She said: “Jessica was stunningly beautiful and would look glamorous even mucking out her horse’s stables. She shined from inside and out.
“She made me proud every single day.
“She had so many plans and great times ahead, we were a team.
“She was my proudest achievement and I miss her every single day.”
Speaking to KentOnline after the inquest, Josh’s father, Ben Sissens, said he believes the approach to the crossroads is “treacherous”.
“The national speed limit is 60mph but if you’re approaching a junction at that speed with no deceleration or notification, it’s dangerous,” he said.
“In plenty of other rural roads there are signs which warn you to reduce speed or rumble strips warning of a hazardous junction.”
Mr Sissens says he is convinced Josh was using a sat nav because his phone was shown to be using data for eight-and-a-half minutes and that’s roughly how long the location of the crash was from his house.
“The sat nav would have just shown the road as straight and given him no warning he had to give way,” he said.

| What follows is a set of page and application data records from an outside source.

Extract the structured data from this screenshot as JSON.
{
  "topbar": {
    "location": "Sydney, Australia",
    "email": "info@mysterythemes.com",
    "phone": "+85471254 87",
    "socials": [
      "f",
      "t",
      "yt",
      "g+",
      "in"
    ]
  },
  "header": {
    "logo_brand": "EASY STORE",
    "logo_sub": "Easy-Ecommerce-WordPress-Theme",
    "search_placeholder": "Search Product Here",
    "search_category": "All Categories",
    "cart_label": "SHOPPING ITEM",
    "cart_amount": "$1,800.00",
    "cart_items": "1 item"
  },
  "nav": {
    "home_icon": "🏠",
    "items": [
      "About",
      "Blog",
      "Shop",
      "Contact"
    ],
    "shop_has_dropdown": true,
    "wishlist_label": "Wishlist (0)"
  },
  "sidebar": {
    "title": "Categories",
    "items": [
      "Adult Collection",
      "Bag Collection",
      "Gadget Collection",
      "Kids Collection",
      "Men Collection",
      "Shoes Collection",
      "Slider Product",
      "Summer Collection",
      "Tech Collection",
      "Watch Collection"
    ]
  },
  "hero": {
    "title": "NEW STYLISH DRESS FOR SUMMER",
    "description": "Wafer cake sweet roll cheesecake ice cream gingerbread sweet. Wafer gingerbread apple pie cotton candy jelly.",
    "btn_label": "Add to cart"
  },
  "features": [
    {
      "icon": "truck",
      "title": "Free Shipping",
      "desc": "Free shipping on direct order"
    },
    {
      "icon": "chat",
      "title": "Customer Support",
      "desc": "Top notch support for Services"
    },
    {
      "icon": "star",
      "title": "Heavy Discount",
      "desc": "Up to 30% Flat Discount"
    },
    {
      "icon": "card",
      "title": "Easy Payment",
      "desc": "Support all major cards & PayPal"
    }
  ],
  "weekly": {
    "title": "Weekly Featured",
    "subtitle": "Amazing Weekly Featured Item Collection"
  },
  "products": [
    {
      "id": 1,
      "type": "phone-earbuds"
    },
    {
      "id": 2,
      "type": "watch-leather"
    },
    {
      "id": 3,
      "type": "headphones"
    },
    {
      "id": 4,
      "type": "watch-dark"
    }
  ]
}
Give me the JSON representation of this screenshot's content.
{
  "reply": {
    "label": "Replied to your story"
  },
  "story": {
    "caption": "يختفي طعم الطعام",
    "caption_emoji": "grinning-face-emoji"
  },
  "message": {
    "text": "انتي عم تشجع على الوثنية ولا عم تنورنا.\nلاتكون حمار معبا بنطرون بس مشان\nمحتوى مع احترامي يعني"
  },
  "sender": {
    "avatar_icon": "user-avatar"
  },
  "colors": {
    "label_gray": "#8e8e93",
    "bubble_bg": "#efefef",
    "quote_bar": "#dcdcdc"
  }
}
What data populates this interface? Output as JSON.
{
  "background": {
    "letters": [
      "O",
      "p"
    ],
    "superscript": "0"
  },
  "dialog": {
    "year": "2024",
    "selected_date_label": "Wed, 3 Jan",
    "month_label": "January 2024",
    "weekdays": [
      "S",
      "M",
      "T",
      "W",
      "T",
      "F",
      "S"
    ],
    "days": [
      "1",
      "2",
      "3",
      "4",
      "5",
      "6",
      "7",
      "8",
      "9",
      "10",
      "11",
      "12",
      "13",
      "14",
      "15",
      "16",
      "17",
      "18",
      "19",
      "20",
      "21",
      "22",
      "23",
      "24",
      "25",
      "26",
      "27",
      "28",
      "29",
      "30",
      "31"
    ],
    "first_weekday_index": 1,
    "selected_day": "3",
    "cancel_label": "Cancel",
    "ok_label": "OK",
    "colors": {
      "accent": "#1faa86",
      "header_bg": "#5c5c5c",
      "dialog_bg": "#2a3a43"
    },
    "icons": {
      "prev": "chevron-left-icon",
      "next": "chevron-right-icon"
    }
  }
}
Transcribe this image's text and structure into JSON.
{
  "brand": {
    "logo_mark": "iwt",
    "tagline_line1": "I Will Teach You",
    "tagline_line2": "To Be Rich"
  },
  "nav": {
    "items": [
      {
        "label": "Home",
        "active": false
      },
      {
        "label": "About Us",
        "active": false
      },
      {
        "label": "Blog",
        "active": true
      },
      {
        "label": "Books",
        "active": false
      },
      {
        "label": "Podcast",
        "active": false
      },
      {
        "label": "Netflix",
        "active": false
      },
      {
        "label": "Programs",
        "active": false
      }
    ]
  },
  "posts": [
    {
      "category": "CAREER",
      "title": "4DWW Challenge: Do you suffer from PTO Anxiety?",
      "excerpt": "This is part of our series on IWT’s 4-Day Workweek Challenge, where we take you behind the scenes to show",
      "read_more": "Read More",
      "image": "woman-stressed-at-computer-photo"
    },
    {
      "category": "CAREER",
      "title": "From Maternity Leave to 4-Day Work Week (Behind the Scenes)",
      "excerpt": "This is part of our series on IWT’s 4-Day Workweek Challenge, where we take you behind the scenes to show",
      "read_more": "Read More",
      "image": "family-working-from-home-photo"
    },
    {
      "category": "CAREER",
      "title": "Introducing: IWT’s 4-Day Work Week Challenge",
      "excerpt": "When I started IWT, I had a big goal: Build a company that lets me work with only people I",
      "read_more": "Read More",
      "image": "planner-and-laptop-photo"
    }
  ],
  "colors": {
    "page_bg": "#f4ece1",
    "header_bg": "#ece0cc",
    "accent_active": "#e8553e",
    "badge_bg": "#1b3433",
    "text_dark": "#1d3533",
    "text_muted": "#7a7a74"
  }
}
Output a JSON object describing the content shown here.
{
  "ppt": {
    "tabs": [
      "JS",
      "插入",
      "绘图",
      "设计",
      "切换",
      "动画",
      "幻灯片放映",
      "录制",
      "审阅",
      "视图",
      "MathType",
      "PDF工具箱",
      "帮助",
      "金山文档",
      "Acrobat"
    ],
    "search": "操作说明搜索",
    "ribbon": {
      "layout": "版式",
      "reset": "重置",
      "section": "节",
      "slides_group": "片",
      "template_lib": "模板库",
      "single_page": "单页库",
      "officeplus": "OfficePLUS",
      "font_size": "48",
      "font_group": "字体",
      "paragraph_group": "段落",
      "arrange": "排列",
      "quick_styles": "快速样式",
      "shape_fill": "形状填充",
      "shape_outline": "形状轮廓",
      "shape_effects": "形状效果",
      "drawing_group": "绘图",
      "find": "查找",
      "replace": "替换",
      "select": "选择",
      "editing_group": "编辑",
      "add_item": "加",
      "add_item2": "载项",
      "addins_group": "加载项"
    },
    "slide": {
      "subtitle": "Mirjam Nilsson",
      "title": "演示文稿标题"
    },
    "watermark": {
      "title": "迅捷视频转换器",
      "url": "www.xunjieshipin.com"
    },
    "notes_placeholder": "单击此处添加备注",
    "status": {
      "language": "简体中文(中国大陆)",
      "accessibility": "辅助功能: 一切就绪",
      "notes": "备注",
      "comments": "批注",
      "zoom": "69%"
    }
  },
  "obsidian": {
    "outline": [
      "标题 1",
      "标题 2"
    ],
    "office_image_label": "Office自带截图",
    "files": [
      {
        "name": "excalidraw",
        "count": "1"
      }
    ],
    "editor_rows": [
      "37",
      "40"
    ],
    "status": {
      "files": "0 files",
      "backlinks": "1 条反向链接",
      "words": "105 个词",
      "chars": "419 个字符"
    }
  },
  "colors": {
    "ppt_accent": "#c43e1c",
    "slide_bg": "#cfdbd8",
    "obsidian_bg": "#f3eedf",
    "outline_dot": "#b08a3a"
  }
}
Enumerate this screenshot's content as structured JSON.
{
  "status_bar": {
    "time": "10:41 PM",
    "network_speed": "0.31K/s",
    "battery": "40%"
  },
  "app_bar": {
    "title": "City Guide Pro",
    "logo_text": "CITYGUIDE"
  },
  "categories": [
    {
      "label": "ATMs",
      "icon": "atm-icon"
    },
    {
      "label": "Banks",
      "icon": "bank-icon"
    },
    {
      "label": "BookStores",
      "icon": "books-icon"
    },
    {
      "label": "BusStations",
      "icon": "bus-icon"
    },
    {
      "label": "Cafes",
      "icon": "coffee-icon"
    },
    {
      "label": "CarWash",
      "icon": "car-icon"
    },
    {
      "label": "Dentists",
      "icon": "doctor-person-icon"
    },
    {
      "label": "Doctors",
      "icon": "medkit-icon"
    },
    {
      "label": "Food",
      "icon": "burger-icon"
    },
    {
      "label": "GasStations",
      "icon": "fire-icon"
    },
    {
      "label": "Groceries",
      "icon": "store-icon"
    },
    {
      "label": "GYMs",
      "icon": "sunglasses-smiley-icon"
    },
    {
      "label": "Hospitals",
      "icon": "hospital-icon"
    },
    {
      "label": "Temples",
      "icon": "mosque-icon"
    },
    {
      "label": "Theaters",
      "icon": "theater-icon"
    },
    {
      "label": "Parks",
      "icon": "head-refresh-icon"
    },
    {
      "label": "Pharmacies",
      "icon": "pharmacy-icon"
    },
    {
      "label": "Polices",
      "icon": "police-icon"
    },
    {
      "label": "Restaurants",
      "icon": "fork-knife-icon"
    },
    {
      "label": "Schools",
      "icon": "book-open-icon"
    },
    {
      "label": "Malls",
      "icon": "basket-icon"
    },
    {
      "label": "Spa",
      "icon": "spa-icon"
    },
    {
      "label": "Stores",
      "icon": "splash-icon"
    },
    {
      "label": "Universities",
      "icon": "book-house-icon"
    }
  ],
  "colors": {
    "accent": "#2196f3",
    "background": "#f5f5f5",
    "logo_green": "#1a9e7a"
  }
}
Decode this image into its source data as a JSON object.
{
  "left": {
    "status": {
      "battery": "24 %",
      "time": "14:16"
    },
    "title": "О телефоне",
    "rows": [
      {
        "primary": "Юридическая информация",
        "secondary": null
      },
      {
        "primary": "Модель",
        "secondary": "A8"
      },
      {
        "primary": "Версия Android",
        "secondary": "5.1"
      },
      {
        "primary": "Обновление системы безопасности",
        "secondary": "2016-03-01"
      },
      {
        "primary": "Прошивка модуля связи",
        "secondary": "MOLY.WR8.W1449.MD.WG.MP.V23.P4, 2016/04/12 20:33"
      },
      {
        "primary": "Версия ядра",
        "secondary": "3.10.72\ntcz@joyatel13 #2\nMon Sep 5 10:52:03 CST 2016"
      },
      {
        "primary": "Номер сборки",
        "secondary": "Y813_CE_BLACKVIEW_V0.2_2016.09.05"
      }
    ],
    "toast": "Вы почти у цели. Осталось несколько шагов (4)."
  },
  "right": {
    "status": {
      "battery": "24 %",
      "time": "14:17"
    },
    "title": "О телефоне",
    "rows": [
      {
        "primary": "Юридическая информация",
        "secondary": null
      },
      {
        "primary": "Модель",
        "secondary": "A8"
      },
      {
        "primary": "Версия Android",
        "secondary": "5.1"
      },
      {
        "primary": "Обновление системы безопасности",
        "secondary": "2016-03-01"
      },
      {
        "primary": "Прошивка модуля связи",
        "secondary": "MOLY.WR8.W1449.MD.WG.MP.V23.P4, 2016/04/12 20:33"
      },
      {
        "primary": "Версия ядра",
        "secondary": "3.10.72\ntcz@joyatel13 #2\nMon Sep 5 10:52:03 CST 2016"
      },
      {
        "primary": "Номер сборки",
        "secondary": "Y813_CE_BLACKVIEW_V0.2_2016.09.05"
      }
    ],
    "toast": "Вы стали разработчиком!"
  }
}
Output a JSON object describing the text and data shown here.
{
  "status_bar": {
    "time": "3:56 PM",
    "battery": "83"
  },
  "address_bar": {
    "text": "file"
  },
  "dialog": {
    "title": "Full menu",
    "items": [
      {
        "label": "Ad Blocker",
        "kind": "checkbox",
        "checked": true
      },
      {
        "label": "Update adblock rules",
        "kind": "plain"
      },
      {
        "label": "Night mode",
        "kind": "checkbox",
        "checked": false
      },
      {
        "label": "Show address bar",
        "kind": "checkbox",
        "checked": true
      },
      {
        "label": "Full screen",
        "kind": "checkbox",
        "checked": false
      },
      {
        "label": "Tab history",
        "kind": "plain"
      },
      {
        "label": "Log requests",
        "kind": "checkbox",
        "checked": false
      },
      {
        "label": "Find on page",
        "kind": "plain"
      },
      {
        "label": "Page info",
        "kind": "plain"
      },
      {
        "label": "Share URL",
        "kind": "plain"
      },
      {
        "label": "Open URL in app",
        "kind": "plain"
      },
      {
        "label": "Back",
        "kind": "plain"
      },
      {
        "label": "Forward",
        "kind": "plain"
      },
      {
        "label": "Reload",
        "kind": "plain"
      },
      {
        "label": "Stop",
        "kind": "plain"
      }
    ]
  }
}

Mr Sissens says Josh was “excited to become a dad” and the couple had started taking on deliveries to earn extra money for the baby’s clothes.
“He was constantly using his sat nav to do the deliveries for the takeaway,” he said.
Mr Sissens says he wants to put pressure on KCC to improve the safety of Plurenden Road, which he says should not be 60mph with no warnings of the junction ahead.
“If he was doing 40mph, he may have seen the road markings a bit easier,” he said.
“What has happened is horrific. It has ripped the families apart and I want to make sure other babies can go home to their families.
“I’ve spoken to the other driver and I have told him we don’t blame him.
“I don’t blame him whatsoever, it was a catastrophic set of events and I don’t want this to change his life. I don’t want him to carry the guilt.”
During the inquest, Mr Sissens also asked PC Masterson if in his opinion, had the speed limit been reduced approaching the junction with warning signs, could it have made a difference to the outcome in this case.
PC Masterson answered, “in my opinion, if I’m allowed to give that, then yes I believe it could”.
Mr Sissens says Josh loved football and played for Tottenham when he was younger.
“He was outgoing and loved his family,” he added.
“We are heartbroken and this is going to take a long time for us to get over.”